TASK PROMPT:
The full set of lines below has to be written out again exactly.
--- DATA TO USE Enclosed Below ---
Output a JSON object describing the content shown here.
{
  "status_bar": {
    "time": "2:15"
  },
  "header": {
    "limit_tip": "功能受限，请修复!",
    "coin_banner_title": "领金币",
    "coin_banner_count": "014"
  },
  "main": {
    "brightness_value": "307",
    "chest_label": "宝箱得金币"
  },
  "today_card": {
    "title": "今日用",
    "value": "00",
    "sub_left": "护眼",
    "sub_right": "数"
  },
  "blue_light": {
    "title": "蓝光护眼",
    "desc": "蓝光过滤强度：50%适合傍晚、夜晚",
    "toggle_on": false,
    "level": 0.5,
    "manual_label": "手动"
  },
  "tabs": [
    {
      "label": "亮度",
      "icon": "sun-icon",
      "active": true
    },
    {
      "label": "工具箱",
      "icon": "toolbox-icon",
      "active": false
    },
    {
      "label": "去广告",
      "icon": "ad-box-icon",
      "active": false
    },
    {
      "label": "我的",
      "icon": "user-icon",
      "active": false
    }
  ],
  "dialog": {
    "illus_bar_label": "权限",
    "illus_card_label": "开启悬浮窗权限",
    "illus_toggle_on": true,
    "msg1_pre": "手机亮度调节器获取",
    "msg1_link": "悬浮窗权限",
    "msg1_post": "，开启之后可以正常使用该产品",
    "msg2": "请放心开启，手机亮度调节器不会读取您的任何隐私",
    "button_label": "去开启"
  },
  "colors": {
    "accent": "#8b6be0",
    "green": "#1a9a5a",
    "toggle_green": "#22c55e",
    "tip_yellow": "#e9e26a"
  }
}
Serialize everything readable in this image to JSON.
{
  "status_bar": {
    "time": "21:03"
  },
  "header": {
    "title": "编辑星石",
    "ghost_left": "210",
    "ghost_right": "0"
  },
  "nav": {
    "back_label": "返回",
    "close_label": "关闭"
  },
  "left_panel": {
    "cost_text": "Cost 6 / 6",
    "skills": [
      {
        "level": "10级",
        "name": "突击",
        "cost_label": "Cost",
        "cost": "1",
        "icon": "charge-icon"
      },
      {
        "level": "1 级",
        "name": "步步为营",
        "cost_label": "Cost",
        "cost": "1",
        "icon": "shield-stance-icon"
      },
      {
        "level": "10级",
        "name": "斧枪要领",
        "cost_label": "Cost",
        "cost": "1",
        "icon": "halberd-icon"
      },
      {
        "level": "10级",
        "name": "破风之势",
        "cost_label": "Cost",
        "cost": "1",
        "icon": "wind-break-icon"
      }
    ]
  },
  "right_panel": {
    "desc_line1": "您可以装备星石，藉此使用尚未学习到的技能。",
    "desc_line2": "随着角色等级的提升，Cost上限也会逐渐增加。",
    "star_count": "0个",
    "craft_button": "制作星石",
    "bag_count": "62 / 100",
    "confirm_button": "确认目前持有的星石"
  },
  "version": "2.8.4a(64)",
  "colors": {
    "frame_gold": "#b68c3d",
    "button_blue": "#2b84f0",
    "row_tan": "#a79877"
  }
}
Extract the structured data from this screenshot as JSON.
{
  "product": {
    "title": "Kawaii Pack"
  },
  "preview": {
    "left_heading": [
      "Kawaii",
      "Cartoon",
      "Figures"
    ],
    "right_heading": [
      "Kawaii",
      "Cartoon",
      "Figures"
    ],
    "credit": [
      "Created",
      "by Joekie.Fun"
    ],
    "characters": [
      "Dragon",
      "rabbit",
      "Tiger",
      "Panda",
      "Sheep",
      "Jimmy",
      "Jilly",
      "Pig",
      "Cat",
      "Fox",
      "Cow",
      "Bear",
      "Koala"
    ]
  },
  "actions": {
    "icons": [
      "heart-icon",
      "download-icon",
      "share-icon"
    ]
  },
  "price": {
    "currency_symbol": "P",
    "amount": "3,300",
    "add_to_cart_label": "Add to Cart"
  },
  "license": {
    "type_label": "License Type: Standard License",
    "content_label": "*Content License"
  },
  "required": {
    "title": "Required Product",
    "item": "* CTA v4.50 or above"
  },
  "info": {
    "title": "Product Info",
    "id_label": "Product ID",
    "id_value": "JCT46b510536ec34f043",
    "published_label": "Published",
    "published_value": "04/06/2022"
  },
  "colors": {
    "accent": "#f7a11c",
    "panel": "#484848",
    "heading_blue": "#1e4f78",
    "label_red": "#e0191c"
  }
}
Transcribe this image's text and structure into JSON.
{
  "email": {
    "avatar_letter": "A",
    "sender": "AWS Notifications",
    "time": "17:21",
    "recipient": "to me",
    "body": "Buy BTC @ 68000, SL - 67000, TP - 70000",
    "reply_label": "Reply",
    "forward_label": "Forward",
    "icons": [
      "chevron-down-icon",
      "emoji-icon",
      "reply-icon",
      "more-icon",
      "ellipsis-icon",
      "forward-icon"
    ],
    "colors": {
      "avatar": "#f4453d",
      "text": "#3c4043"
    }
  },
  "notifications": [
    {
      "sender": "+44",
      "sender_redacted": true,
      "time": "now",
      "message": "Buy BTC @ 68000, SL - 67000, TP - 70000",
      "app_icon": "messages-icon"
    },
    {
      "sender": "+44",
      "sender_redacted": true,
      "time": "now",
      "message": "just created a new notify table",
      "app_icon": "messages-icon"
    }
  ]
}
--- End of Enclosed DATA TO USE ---
RESULT:
Output a JSON object describing the content shown here.
{
  "status_bar": {
    "time": "2:15"
  },
  "header": {
    "limit_tip": "功能受限，请修复!",
    "coin_banner_title": "领金币",
    "coin_banner_count": "014"
  },
  "main": {
    "brightness_value": "307",
    "chest_label": "宝箱得金币"
  },
  "today_card": {
    "title": "今日用",
    "value": "00",
    "sub_left": "护眼",
    "sub_right": "数"
  },
  "blue_light": {
    "title": "蓝光护眼",
    "desc": "蓝光过滤强度：50%适合傍晚、夜晚",
    "toggle_on": false,
    "level": 0.5,
    "manual_label": "手动"
  },
  "tabs": [
    {
      "label": "亮度",
      "icon": "sun-icon",
      "active": true
    },
    {
      "label": "工具箱",
      "icon": "toolbox-icon",
      "active": false
    },
    {
      "label": "去广告",
      "icon": "ad-box-icon",
      "active": false
    },
    {
      "label": "我的",
      "icon": "user-icon",
      "active": false
    }
  ],
  "dialog": {
    "illus_bar_label": "权限",
    "illus_card_label": "开启悬浮窗权限",
    "illus_toggle_on": true,
    "msg1_pre": "手机亮度调节器获取",
    "msg1_link": "悬浮窗权限",
    "msg1_post": "，开启之后可以正常使用该产品",
    "msg2": "请放心开启，手机亮度调节器不会读取您的任何隐私",
    "button_label": "去开启"
  },
  "colors": {
    "accent": "#8b6be0",
    "green": "#1a9a5a",
    "toggle_green": "#22c55e",
    "tip_yellow": "#e9e26a"
  }
}
Serialize everything readable in this image to JSON.
{
  "status_bar": {
    "time": "21:03"
  },
  "header": {
    "title": "编辑星石",
    "ghost_left": "210",
    "ghost_right": "0"
  },
  "nav": {
    "back_label": "返回",
    "close_label": "关闭"
  },
  "left_panel": {
    "cost_text": "Cost 6 / 6",
    "skills": [
      {
        "level": "10级",
        "name": "突击",
        "cost_label": "Cost",
        "cost": "1",
        "icon": "charge-icon"
      },
      {
        "level": "1 级",
        "name": "步步为营",
        "cost_label": "Cost",
        "cost": "1",
        "icon": "shield-stance-icon"
      },
      {
        "level": "10级",
        "name": "斧枪要领",
        "cost_label": "Cost",
        "cost": "1",
        "icon": "halberd-icon"
      },
      {
        "level": "10级",
        "name": "破风之势",
        "cost_label": "Cost",
        "cost": "1",
        "icon": "wind-break-icon"
      }
    ]
  },
  "right_panel": {
    "desc_line1": "您可以装备星石，藉此使用尚未学习到的技能。",
    "desc_line2": "随着角色等级的提升，Cost上限也会逐渐增加。",
    "star_count": "0个",
    "craft_button": "制作星石",
    "bag_count": "62 / 100",
    "confirm_button": "确认目前持有的星石"
  },
  "version": "2.8.4a(64)",
  "colors": {
    "frame_gold": "#b68c3d",
    "button_blue": "#2b84f0",
    "row_tan": "#a79877"
  }
}
Extract the structured data from this screenshot as JSON.
{
  "product": {
    "title": "Kawaii Pack"
  },
  "preview": {
    "left_heading": [
      "Kawaii",
      "Cartoon",
      "Figures"
    ],
    "right_heading": [
      "Kawaii",
      "Cartoon",
      "Figures"
    ],
    "credit": [
      "Created",
      "by Joekie.Fun"
    ],
    "characters": [
      "Dragon",
      "rabbit",
      "Tiger",
      "Panda",
      "Sheep",
      "Jimmy",
      "Jilly",
      "Pig",
      "Cat",
      "Fox",
      "Cow",
      "Bear",
      "Koala"
    ]
  },
  "actions": {
    "icons": [
      "heart-icon",
      "download-icon",
      "share-icon"
    ]
  },
  "price": {
    "currency_symbol": "P",
    "amount": "3,300",
    "add_to_cart_label": "Add to Cart"
  },
  "license": {
    "type_label": "License Type: Standard License",
    "content_label": "*Content License"
  },
  "required": {
    "title": "Required Product",
    "item": "* CTA v4.50 or above"
  },
  "info": {
    "title": "Product Info",
    "id_label": "Product ID",
    "id_value": "JCT46b510536ec34f043",
    "published_label": "Published",
    "published_value": "04/06/2022"
  },
  "colors": {
    "accent": "#f7a11c",
    "panel": "#484848",
    "heading_blue": "#1e4f78",
    "label_red": "#e0191c"
  }
}
Transcribe this image's text and structure into JSON.
{
  "email": {
    "avatar_letter": "A",
    "sender": "AWS Notifications",
    "time": "17:21",
    "recipient": "to me",
    "body": "Buy BTC @ 68000, SL - 67000, TP - 70000",
    "reply_label": "Reply",
    "forward_label": "Forward",
    "icons": [
      "chevron-down-icon",
      "emoji-icon",
      "reply-icon",
      "more-icon",
      "ellipsis-icon",
      "forward-icon"
    ],
    "colors": {
      "avatar": "#f4453d",
      "text": "#3c4043"
    }
  },
  "notifications": [
    {
      "sender": "+44",
      "sender_redacted": true,
      "time": "now",
      "message": "Buy BTC @ 68000, SL - 67000, TP - 70000",
      "app_icon": "messages-icon"
    },
    {
      "sender": "+44",
      "sender_redacted": true,
      "time": "now",
      "message": "just created a new notify table",
      "app_icon": "messages-icon"
    }
  ]
}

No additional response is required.